Remco Evenepoel sits in the Dauphiné TT hot seat.

Dauphiné overreaction time: TT victory means Remco Evenepoel will win the Tour de France, obviously

Feel that? The weight of an entire nation lugged onto Remco's slight shoulders.

How hot will that seat be if Evenepoel wins the Dauphiné?

Jonny Long
by Jonny Long 05.06.2024 Photography by
Cor Vos
More from Jonny +

What is the Critérium du Dauphiné for if not to whet our appetites for the Tour de France?

The Dauphiné has no problem with this. Its yellow and various other leaders’ jerseys and television graphics are clearly borrowed from its much larger, older brother. Potential Tour climbs – even entire stages – are often trialled within the safety of the week-long race, and, of course, Tour GC candidates are also present to test out their legs in familiar climes to the June/July contest.

While the two big favourites – Tadej Pogačar (UAE Team Emirates) and Jonas Vingegaard (Visma-Lease a Bike) – are absent (and anyway it’s far too gauche for the Dauphiné to be a complete pre-run of the Tour), the pair of challengers a rung down from the top dogs are here. One of them, at the first opportunity of Wednesday’s stage 4 time trial, put in a performance that’ll make the duo who’ve closed out the last three Tour podiums sit up and take notice.

After Ineos Grenadiers’ Josh Tarling set a seemingly superlative time with only the second effort out of the start hut, more than a minute quicker than all would be challengers before the top 10, only Remco Evenepoel, the TT world champion would pip him, by 17 seconds, to take the race lead.

Bora-Hansgrohe’s Primož Roglič, the other second-tier challenger present, was another 22 seconds down on Tarling, and so has a 33 second deficit to Soudal-Quick Step’s Evenepoel. Visma-Lease a Bike’s Matteo Jorgenson impressed in fourth and was the next closest at 1:07.

The Tour is so big that even Evenepoel’s star shrinks in its shadow. Heading into this Dauphiné week, he was at pains to explain this week was all about work before he stands as the David beneath, respectively, the injured and Giro-lumbered Goliaths of Vingegaard and Pogačar. After his win, Evenepoel admitted his day had gone better than planned, but that he still has “a lot of work to do” with the mountains left, and is getting in true Tour-shape by trotting out the promise he’ll be taking the rest of the race “day-by-day.”

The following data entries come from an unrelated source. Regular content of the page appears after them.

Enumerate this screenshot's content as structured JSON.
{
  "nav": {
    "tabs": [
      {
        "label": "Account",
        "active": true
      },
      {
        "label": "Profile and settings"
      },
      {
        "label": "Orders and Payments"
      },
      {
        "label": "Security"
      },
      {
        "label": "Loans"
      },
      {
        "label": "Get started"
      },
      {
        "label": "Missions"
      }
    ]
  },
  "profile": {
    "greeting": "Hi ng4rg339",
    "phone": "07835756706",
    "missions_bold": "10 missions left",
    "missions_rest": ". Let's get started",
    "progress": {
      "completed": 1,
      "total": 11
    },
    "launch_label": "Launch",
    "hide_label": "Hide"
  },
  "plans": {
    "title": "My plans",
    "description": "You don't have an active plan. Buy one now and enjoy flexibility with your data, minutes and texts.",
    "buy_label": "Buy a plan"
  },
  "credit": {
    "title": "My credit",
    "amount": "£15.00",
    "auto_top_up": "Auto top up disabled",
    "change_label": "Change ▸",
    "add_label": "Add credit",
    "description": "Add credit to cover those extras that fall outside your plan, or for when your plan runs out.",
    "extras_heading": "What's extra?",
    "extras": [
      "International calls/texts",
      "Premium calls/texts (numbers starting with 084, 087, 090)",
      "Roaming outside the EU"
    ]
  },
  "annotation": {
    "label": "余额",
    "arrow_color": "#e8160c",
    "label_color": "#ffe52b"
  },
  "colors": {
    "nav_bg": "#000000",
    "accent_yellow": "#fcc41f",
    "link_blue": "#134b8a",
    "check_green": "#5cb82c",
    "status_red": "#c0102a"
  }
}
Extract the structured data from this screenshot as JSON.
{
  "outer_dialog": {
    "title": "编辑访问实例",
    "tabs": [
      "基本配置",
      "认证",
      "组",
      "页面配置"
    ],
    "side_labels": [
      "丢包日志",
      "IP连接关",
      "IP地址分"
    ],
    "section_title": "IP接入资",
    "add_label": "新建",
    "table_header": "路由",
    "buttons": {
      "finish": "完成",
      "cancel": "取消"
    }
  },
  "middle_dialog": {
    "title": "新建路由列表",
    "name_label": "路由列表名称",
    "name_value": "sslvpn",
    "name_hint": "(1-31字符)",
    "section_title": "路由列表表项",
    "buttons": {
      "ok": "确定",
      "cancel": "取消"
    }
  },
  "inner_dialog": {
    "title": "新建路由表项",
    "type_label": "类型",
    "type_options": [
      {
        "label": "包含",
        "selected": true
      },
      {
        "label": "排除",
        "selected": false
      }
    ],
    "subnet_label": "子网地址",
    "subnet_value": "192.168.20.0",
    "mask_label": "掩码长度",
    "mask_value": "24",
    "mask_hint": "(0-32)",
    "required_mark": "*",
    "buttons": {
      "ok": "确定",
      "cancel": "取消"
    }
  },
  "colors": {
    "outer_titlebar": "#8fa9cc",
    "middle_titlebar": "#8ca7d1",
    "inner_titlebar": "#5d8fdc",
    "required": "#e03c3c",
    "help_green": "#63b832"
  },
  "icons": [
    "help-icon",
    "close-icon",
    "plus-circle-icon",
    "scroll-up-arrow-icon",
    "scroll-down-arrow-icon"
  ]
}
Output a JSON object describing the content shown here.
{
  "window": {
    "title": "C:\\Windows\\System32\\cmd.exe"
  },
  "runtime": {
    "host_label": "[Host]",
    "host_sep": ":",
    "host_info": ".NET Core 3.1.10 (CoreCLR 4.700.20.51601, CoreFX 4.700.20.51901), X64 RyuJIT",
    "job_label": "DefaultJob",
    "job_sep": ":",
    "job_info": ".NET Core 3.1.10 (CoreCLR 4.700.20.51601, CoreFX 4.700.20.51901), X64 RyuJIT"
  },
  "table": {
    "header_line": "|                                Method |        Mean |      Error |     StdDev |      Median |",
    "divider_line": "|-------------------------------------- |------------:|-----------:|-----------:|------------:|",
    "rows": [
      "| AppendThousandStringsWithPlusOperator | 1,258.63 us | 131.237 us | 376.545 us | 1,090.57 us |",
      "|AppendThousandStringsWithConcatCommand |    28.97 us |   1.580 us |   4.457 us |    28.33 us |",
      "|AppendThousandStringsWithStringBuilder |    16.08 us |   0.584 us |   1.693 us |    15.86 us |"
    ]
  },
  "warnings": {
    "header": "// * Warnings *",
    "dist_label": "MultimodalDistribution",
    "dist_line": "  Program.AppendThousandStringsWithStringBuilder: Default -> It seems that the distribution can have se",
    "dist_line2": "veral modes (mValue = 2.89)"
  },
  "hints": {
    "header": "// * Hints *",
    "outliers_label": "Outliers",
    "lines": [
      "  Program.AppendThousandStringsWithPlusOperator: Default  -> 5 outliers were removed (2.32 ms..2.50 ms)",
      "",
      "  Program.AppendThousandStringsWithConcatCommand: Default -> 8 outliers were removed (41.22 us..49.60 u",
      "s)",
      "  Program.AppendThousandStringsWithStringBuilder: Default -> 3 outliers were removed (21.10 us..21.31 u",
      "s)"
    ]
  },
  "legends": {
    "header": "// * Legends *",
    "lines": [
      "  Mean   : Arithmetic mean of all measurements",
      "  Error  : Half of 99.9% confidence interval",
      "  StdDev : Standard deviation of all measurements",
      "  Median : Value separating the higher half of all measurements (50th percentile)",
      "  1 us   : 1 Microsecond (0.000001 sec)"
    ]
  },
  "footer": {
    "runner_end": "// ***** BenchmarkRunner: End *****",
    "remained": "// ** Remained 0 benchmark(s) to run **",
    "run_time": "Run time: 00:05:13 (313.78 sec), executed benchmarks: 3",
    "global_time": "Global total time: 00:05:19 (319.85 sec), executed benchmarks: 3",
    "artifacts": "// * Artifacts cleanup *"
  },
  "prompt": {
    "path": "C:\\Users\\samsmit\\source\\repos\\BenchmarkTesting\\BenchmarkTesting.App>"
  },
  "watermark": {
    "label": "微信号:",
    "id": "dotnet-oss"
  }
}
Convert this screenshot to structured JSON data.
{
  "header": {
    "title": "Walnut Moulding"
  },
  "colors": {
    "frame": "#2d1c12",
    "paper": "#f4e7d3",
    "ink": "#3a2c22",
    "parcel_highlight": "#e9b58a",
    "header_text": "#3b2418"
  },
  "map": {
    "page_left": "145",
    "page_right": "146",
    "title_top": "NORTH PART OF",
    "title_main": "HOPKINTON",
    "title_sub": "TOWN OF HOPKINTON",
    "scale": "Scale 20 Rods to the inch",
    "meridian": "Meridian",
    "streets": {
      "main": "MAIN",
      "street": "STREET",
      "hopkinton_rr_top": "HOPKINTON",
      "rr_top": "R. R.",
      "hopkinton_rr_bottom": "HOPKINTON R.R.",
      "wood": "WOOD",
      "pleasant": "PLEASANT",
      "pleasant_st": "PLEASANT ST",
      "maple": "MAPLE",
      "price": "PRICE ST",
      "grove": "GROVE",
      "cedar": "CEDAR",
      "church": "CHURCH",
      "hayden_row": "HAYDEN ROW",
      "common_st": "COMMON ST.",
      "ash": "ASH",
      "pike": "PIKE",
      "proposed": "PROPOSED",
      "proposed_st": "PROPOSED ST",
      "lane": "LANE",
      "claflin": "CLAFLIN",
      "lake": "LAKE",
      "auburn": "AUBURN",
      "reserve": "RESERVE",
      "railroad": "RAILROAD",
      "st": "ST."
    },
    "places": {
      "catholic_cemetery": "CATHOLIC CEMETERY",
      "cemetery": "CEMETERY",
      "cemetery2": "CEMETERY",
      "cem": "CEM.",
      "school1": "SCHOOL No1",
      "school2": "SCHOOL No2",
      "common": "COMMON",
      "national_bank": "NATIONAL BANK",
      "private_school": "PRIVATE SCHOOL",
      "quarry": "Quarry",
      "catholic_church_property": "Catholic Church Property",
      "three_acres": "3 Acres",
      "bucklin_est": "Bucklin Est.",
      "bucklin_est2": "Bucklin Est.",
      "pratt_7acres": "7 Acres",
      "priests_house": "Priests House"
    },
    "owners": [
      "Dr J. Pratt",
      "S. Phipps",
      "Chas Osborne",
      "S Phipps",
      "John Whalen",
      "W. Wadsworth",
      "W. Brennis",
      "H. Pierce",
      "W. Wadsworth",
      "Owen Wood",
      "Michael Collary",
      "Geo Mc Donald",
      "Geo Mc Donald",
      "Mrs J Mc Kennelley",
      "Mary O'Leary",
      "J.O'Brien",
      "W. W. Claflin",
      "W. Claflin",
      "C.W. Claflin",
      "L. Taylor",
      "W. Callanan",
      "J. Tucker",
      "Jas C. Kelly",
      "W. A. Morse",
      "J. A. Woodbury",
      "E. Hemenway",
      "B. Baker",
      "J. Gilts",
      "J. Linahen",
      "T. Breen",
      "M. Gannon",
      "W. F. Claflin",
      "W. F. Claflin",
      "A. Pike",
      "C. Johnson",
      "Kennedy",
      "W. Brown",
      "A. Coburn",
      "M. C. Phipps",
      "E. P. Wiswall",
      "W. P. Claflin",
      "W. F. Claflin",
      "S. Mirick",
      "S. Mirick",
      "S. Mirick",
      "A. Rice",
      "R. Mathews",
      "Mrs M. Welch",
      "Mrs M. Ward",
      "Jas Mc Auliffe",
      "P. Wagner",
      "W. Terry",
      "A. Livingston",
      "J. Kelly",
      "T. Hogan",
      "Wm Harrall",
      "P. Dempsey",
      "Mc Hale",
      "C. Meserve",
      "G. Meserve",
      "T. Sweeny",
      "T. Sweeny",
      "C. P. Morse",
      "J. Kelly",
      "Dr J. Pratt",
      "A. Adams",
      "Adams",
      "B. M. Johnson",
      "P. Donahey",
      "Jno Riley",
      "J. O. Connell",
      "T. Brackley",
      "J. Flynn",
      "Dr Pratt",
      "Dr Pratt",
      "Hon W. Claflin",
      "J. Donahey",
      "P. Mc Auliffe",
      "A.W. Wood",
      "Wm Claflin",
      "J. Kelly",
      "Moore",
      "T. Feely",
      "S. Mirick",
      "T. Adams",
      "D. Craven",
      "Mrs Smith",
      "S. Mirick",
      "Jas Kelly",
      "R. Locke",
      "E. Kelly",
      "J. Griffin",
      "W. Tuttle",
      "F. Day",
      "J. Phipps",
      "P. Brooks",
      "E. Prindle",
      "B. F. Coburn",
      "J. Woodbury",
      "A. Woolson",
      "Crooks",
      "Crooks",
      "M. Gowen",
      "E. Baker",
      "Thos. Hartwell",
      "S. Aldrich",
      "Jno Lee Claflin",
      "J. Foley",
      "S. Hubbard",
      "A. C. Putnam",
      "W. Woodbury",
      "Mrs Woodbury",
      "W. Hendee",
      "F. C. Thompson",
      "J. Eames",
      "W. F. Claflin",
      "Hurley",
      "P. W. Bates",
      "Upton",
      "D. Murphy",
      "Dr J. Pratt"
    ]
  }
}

Remco Evenepoel during the 2024 Critérium du Dauphiné time trial.
Remco Evenepoel during the 2024 Critérium du Dauphiné time trial.

For Belgium, or even for those willing an upstart to break the Pogačar/Vingegaard yellow jersey duopoly of the past four years, this time trial victory will be the entrée to a Remco-shaped hype train. Should he persist in the mountains and hold on to the Dauphiné’s yellow jersey, we’ll have another couple of weeks to talk him up before the Tour start in Florence. Triple-backed HC/Cat 1 summit finishes Friday through Sunday will dictate the genre of question the Belgian fields ad nauseam as he tries to prepare for the biggest moment of his career so far, his debut Tour de France.

With the likes of Juan Ayuso (UAE Team Emirates), Tao Geoghegan Hart (Lidl-Trek) and Carlos Rodriguez (Ineos Grenadiers) all putting in acceptable TT performances, they sit roughly a minute and a half behind Evenepoel in the GC. Hopefully, this will entice some attacking racing when the gradients hit. More likely, it will induce an Evenepoel/Roglič slugfest to decide who gets a better taste of yellow during this rehearsal.

What did you think of this story?